David D. Clark
David Dana Clark has pioneered the development of the internet since the 1970s. This computer scientist received the IEEE Richard W. Hamming Medal in 1998 "for leadership and major contributions to the architecture of the Internet as a universal information medium."
Clark was born on April 7, 1944 and received his bachelor's degree from Swarthmore College in 1966. He earned his master's and engineer's degrees in electrical engineering from the Massachusetts Institute of Technology in 1968. Five years later, he received his Ph.D. in electrical engineering, also from MIT. Clark served as the chief protocol architect in Internet development from 1981-1989. He was also the chair of the Internet Activities Board (known now as the Internet Architecture Board) during this time. Clark spent another portion of his career as a chairman of the National Research Council's Computer Sciences and Telecommunications Board.
In addition to the Hamming Medal, Clark also received the SIGCOMM Award (1990), the Telluride Tech Festival Award of Technology (2001), and the Oxford Internet Institute Internet and Society Lifetime Achievement Award (2011). Clark is also a Fellow of the Association for Computing Machinery.
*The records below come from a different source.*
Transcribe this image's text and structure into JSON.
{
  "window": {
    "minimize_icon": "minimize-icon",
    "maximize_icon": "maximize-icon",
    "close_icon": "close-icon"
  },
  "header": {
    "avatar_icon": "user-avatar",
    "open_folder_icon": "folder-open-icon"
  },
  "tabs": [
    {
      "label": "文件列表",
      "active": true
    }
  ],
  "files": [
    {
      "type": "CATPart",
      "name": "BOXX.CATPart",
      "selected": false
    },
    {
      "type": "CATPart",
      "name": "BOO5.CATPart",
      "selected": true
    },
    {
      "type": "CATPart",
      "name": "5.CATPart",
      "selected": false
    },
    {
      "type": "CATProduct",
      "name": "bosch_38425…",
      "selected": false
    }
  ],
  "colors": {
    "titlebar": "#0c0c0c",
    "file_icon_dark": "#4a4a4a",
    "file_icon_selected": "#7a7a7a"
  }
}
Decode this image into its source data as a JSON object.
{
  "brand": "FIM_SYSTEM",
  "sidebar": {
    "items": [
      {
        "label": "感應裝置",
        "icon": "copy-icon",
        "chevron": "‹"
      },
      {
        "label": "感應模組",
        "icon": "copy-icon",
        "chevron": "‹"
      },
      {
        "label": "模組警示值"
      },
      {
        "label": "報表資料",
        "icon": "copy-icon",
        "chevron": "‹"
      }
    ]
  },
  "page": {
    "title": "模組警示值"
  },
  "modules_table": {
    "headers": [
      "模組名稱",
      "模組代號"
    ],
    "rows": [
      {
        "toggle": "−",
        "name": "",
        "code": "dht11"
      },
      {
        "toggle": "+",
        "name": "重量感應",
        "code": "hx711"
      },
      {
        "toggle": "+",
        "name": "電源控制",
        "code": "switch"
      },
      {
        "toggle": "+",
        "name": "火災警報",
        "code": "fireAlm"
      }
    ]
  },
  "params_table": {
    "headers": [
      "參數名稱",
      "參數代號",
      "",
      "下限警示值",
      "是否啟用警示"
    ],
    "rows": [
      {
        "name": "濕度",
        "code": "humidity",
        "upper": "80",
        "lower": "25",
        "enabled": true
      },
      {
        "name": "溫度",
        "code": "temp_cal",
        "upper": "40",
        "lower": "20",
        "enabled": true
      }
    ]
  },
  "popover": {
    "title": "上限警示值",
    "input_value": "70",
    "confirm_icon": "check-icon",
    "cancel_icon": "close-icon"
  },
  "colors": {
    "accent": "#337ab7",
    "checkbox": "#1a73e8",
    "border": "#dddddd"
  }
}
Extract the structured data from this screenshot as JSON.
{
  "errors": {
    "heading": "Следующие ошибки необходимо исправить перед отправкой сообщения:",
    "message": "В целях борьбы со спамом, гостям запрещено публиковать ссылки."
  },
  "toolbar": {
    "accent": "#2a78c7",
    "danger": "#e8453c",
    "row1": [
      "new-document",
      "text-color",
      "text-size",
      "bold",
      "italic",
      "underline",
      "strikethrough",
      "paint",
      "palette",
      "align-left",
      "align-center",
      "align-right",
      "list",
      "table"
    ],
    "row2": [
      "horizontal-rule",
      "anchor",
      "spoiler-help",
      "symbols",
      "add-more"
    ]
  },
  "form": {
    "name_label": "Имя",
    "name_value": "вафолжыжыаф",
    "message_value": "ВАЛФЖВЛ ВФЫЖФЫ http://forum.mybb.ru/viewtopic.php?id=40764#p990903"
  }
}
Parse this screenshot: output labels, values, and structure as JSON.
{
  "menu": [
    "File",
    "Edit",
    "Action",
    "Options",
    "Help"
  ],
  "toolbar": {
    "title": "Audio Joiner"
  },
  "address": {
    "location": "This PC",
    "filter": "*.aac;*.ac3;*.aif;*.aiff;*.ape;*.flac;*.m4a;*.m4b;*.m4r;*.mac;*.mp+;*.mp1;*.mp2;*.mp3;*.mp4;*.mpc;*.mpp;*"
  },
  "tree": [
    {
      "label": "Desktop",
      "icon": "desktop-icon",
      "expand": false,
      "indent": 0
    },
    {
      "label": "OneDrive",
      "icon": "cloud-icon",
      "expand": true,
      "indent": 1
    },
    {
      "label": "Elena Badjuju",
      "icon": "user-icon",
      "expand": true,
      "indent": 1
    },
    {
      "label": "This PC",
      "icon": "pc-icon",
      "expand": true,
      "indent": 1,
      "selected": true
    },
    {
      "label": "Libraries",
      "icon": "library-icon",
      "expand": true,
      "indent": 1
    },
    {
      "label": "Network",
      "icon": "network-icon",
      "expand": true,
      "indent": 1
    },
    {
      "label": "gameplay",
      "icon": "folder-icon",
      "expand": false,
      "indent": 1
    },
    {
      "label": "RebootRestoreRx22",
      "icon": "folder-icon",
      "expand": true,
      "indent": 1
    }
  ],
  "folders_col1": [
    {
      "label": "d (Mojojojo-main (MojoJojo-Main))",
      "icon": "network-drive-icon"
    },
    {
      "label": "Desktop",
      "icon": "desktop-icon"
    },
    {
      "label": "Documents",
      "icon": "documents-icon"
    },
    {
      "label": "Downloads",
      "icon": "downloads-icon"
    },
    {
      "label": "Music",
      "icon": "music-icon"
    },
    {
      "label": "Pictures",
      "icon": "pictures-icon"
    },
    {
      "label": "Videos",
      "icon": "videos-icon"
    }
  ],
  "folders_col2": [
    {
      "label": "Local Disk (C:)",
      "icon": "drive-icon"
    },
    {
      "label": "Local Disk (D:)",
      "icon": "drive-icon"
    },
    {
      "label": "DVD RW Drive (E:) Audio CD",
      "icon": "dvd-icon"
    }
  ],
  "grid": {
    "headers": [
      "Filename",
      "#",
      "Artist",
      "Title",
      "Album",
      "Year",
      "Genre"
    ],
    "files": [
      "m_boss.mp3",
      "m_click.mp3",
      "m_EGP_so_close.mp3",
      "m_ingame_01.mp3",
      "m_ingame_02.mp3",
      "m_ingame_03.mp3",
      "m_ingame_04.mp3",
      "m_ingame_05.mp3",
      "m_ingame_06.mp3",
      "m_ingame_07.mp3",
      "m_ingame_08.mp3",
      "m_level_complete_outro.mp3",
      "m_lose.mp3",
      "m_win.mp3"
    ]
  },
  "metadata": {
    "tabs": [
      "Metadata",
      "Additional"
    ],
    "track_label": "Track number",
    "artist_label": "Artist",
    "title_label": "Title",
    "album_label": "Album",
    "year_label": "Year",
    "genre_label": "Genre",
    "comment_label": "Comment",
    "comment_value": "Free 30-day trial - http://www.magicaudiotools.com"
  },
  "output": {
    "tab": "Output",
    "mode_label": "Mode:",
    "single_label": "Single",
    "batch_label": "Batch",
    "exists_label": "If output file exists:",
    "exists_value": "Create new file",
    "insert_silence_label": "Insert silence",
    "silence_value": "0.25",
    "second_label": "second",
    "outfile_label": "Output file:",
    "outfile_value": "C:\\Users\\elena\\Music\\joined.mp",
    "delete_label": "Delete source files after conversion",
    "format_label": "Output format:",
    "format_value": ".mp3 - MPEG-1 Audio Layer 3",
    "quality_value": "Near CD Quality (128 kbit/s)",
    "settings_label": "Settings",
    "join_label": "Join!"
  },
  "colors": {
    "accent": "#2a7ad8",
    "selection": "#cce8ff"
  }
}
Clark continues to be engaged in conversations about the future of the Internet and its architecture in the post-PC era.